*** Begin section ***

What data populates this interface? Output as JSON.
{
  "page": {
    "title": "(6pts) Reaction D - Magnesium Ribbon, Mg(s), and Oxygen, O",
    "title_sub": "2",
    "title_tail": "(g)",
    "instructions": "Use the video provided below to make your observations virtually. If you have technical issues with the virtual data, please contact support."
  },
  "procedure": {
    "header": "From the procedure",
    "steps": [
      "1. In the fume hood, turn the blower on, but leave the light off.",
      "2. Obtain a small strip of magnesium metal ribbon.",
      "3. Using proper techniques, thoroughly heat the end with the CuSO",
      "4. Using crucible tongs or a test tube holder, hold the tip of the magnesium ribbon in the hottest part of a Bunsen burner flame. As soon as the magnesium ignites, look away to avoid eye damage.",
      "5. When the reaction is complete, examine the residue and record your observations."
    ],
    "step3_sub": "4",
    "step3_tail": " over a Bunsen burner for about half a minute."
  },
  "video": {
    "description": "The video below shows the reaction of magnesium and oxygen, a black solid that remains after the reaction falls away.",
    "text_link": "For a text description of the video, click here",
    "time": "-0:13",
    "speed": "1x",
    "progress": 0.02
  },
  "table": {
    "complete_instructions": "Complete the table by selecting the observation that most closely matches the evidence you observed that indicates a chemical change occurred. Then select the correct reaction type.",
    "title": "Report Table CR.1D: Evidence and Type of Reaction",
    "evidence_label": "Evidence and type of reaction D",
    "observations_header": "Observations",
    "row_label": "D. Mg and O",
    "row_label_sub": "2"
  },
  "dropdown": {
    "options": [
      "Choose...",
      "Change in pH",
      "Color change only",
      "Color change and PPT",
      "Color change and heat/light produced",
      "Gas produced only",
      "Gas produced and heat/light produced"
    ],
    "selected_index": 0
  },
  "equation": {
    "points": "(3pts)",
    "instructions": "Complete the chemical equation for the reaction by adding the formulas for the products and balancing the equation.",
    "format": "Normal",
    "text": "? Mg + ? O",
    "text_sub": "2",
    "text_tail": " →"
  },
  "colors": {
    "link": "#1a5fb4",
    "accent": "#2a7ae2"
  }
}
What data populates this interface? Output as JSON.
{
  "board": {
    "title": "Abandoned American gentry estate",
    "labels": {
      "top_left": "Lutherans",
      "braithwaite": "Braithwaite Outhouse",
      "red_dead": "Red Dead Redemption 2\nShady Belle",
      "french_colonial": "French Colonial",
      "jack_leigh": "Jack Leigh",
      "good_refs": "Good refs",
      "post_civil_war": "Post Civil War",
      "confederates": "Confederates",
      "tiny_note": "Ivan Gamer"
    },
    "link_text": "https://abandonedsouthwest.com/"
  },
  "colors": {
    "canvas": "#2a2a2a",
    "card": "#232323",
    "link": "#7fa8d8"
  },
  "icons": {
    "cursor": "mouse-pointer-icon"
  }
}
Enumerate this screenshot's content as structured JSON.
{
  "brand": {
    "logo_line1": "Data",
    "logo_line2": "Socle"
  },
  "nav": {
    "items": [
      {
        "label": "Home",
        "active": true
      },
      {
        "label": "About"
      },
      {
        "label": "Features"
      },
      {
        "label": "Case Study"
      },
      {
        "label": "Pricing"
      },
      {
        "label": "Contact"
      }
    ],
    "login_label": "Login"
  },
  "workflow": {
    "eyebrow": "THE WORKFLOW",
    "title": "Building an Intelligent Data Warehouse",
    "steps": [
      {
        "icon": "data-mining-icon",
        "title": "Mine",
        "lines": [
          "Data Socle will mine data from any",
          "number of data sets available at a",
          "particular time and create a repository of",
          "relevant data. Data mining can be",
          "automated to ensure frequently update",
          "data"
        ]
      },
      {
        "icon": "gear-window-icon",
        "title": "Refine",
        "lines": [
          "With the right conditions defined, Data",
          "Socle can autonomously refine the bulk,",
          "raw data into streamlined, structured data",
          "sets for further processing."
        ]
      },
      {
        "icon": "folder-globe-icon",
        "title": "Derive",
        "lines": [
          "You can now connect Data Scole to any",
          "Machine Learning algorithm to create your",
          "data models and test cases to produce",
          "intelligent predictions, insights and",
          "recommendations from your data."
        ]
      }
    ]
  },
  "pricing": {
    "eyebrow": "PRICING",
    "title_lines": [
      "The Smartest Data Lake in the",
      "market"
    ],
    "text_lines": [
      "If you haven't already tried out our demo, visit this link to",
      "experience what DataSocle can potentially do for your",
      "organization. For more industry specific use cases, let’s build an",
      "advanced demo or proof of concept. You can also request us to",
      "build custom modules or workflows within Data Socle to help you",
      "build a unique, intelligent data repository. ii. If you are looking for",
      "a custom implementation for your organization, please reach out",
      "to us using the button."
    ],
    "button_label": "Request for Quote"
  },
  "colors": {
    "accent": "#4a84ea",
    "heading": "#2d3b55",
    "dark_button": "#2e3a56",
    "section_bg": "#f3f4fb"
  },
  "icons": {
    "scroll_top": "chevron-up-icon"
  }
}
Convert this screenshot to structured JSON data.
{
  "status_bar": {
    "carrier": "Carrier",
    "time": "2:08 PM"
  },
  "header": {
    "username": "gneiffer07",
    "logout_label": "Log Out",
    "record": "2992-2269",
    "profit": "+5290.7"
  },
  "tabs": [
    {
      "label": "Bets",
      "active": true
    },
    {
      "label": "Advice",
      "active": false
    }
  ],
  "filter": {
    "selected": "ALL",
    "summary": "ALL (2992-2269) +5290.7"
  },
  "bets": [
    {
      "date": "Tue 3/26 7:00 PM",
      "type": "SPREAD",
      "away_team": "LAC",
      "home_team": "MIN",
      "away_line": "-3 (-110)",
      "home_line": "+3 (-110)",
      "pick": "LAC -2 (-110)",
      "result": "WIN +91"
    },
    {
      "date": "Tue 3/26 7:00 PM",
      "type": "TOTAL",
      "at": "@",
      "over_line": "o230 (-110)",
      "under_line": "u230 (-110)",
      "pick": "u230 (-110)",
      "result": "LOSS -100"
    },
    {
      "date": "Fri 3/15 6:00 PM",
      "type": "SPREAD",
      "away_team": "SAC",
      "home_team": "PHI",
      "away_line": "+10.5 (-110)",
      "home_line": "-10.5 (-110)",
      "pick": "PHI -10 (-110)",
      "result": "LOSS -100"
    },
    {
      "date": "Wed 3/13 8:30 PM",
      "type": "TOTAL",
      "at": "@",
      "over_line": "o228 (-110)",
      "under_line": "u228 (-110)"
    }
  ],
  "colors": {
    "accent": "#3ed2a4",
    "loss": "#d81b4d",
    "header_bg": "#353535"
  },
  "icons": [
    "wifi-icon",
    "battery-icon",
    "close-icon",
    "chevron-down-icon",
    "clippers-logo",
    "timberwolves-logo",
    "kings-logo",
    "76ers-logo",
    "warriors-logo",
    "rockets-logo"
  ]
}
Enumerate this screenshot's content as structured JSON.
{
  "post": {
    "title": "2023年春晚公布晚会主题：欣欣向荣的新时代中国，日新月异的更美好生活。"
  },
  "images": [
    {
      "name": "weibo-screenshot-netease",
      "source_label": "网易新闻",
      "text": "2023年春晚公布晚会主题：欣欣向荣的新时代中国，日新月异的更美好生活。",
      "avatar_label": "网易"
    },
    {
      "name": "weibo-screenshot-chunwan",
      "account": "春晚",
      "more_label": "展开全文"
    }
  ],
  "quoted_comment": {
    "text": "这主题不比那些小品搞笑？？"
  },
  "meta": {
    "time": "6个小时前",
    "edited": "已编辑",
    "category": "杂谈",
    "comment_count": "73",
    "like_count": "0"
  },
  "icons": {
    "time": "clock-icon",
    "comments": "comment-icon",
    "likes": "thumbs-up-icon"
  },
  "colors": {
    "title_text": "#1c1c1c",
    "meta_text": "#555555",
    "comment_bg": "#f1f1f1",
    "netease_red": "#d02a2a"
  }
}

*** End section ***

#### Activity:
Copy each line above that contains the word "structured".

#### Answer to the exercise:
Enumerate this screenshot's content as structured JSON.
          "raw data into streamlined, structured data",
Convert this screenshot to structured JSON data.
Enumerate this screenshot's content as structured JSON.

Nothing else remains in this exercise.